After reading an email from Boating NZ subscriber Don, who recommended we upgrade to a Sarca or a Rocna anchor and add a swivel, to provide better anchor sets and improved holding, we had decided (obviously naively) to ignore his advice. We’d be okay, no different anchor required.

The weather forecast was for the wind to continue, and we weren’t inclined to hang around to experience a sleepless night dragging the anchor, so we re-planned. Where to go? Around a couple more bays to Motutapu Island’s Home Bay, which would provide shelter from a south-westerly but potentially leave us open to the stronger winds in the Hauraki Gulf? Or across to Owhanake Bay, which is located on the north-west corner of Waiheke Island?


A good sail on the other side – even time for some measurement checks.

We decided on Owhanake Bay – I’ve been there previously with the kids and my European friend, Paul, and all seemed well.

The passage was a gusty, particularly as we sailed through Motuihe Channel. We arrived at Owhanake Bay late in the afternoon, and anchored in. We were protected by the hills from most of the gusts, but my night’s sleep was disturbed by my anchor alarm telling me we were inching towards the rocks that lay on the east side of the bay. The drag was minor but we were close to rocks. Do you up-anchor or stay put? We stayed, but in the morning we re-anchored, not once, but three times.

Clearly our anchor doesn’t do well in anchorages with muddy bottoms! Decision-time again. Stay or go? We chose to try our much-experienced Oneroa Bay, but on entering the bay we could tell the gusts were strong and we were in no mood for anchoring and re-anchoring multiple times. We found a little nook (that we will use in the future) on the east side of Compson’s Rock, which provided shelter from the winds. But quite a few boats had found this spot as well, and concerned we’d be in trouble during the night and have to navigate between other boats as we re-anchored, we made the decision to find a different spot that was sheltered and had few boats.

Good bye Auckland.

Let me tell you, this does not make for fun sailing. Everyone is frustrated because all we want to do is relax, and a tad stressed, as we want to be safe. The kids get argumentative, as do I, but we must make the correct decision. For us, safety comes first, so we had to find a solution that worked.

We decided to try Little Palm Beach, further east than Oneroa Bay. And would you know it! We hit the right spot. Well kind-of. It was sheltered (although experiencing some gusts), and there were far fewer boats to be concerned with.


We dropped anchor and, this time, we used a small yellow floating device to help us identify where the anchor was holding. It was in fact Don’s brilliant idea. With this device we could work out whether our anchor was actually dragging, or if Sauvage was simply meandering around and pulling on the anchor. We knew the depth of the water, and had made a length of string long enough, so that the device essentially floated above the anchor. Such a simple and logical idea to implement, and one which significantly reduced our stress levels. We did drag a couple of metres during the night, but we were also aware of where we were and that we were well clear of rocks and other boats.
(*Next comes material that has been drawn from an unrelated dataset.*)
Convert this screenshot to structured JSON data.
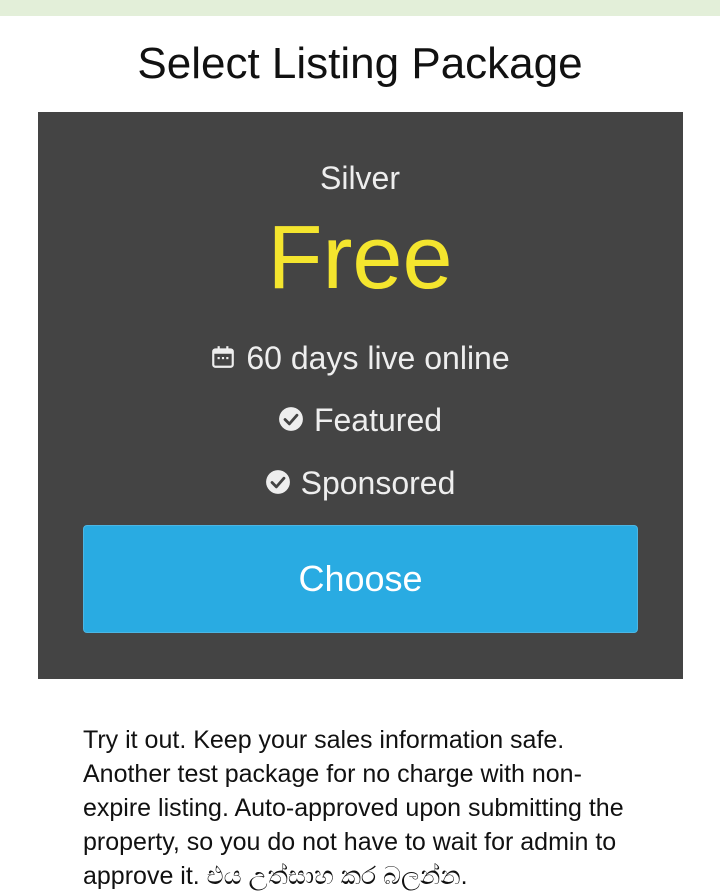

So, Don… We are definitely going to be changing our anchor and getting the swivel attachment you recommended.

The crew hard at work – or not!

Around midday, the following day, we up-anchored to return to our mooring ball at Catalina Bay.

The gusts had abated and we had an amazing relaxed day sailing – back past the northern tips of Motutapu and Rangitoto Islands, past Auckland City, over the Auckland City to Devonport ferry wakes, past a sailing yacht practising its tacking in the channel, and into Westhaven Marina to refill with diesel. The sun was out, the wind was down, and it was beautiful.

Then back to our mooring ball. Again, sailing under the Auckland Harbour Bridge was like travelling through a portal – from one world to another.

We arrived in the dark, moored safely, packed up and returned to the jetty. Our anchoring was a failure, and yet we returned having thoroughly enjoyed our time out on the water.

Until next month, enjoy your boating and be safe. BNZ

Easing into Westhaven’s fuel dock.